WHAT THIS TASK INVOLVES: Images are to be skipped; everything else in the records must be repeated exactly.

SUPPLIED MATERIAL:
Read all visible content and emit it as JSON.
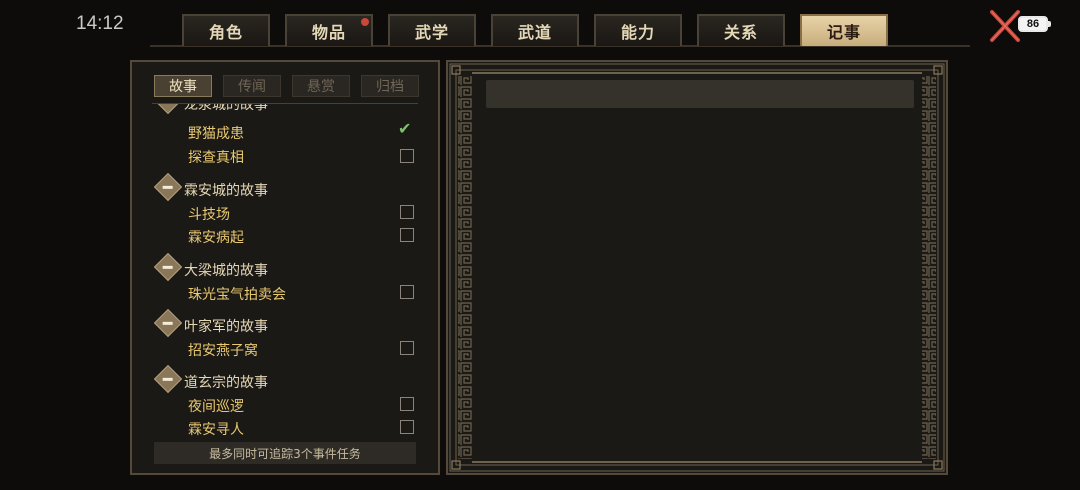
{
  "status": {
    "time": "14:12",
    "battery": "86"
  },
  "tabs": [
    {
      "label": "角色",
      "active": false,
      "dot": false
    },
    {
      "label": "物品",
      "active": false,
      "dot": true
    },
    {
      "label": "武学",
      "active": false,
      "dot": false
    },
    {
      "label": "武道",
      "active": false,
      "dot": false
    },
    {
      "label": "能力",
      "active": false,
      "dot": false
    },
    {
      "label": "关系",
      "active": false,
      "dot": false
    },
    {
      "label": "记事",
      "active": true,
      "dot": false
    }
  ],
  "subtabs": [
    "故事",
    "传闻",
    "悬赏",
    "归档"
  ],
  "quests": {
    "partial_group_title": "龙泉城的故事",
    "group0_items": [
      {
        "label": "野猫成患",
        "checked": true
      },
      {
        "label": "探查真相",
        "checked": false
      }
    ],
    "groups": [
      {
        "title": "霖安城的故事",
        "items": [
          {
            "label": "斗技场",
            "checked": false
          },
          {
            "label": "霖安病起",
            "checked": false
          }
        ]
      },
      {
        "title": "大梁城的故事",
        "items": [
          {
            "label": "珠光宝气拍卖会",
            "checked": false
          }
        ]
      },
      {
        "title": "叶家军的故事",
        "items": [
          {
            "label": "招安燕子窝",
            "checked": false
          }
        ]
      },
      {
        "title": "道玄宗的故事",
        "items": [
          {
            "label": "夜间巡逻",
            "checked": false
          },
          {
            "label": "霖安寻人",
            "checked": false
          }
        ]
      }
    ]
  },
  "footer": "最多同时可追踪3个事件任务",
  "colors": {
    "accent": "#e8c870",
    "active_tab": "#e7d3a8",
    "check": "#7ac26a",
    "close": "#c8483a"
  },
  "icons": {
    "close": "close-x-icon",
    "check": "checkmark-icon",
    "group": "collapse-minus-icon"
  }
}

ANSWER TO THE EXERCISE:
Read all visible content and emit it as JSON.
{
  "status": {
    "time": "14:12",
    "battery": "86"
  },
  "tabs": [
    {
      "label": "角色",
      "active": false,
      "dot": false
    },
    {
      "label": "物品",
      "active": false,
      "dot": true
    },
    {
      "label": "武学",
      "active": false,
      "dot": false
    },
    {
      "label": "武道",
      "active": false,
      "dot": false
    },
    {
      "label": "能力",
      "active": false,
      "dot": false
    },
    {
      "label": "关系",
      "active": false,
      "dot": false
    },
    {
      "label": "记事",
      "active": true,
      "dot": false
    }
  ],
  "subtabs": [
    "故事",
    "传闻",
    "悬赏",
    "归档"
  ],
  "quests": {
    "partial_group_title": "龙泉城的故事",
    "group0_items": [
      {
        "label": "野猫成患",
        "checked": true
      },
      {
        "label": "探查真相",
        "checked": false
      }
    ],
    "groups": [
      {
        "title": "霖安城的故事",
        "items": [
          {
            "label": "斗技场",
            "checked": false
          },
          {
            "label": "霖安病起",
            "checked": false
          }
        ]
      },
      {
        "title": "大梁城的故事",
        "items": [
          {
            "label": "珠光宝气拍卖会",
            "checked": false
          }
        ]
      },
      {
        "title": "叶家军的故事",
        "items": [
          {
            "label": "招安燕子窝",
            "checked": false
          }
        ]
      },
      {
        "title": "道玄宗的故事",
        "items": [
          {
            "label": "夜间巡逻",
            "checked": false
          },
          {
            "label": "霖安寻人",
            "checked": false
          }
        ]
      }
    ]
  },
  "footer": "最多同时可追踪3个事件任务",
  "colors": {
    "accent": "#e8c870",
    "active_tab": "#e7d3a8",
    "check": "#7ac26a",
    "close": "#c8483a"
  },
  "icons": {
    "close": "close-x-icon",
    "check": "checkmark-icon",
    "group": "collapse-minus-icon"
  }
}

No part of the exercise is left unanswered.